Data records for software interfaces
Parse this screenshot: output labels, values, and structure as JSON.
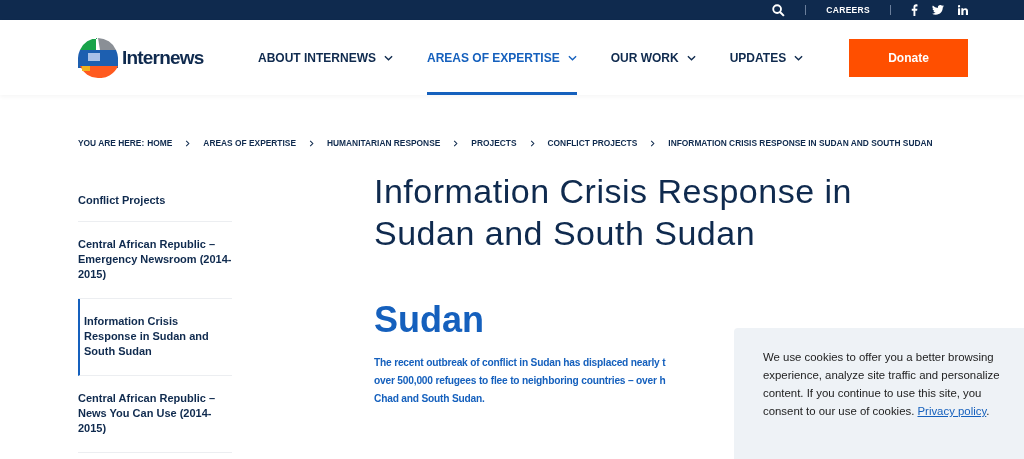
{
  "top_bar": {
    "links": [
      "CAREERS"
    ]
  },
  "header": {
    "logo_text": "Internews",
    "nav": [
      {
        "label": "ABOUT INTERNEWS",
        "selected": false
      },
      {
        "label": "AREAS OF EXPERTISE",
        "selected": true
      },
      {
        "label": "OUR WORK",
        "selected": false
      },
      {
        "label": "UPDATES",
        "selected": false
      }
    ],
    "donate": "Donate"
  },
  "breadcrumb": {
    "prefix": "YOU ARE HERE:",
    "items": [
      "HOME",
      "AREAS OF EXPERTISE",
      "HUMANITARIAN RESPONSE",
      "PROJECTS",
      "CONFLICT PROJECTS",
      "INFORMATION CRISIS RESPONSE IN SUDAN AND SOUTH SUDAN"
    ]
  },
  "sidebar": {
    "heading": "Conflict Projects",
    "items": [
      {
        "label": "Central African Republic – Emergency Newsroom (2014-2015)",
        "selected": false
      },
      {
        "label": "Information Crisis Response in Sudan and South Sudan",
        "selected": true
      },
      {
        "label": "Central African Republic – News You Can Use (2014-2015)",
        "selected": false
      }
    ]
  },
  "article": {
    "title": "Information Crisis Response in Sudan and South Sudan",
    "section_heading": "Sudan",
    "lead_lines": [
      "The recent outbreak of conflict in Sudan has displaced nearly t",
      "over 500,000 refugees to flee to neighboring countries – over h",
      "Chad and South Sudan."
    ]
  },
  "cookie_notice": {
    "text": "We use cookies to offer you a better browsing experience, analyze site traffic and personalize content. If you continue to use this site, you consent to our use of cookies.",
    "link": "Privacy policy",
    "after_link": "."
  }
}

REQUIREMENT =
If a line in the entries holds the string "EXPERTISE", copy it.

WRITTEN SOLUTION =
        "label": "AREAS OF EXPERTISE",
      "AREAS OF EXPERTISE",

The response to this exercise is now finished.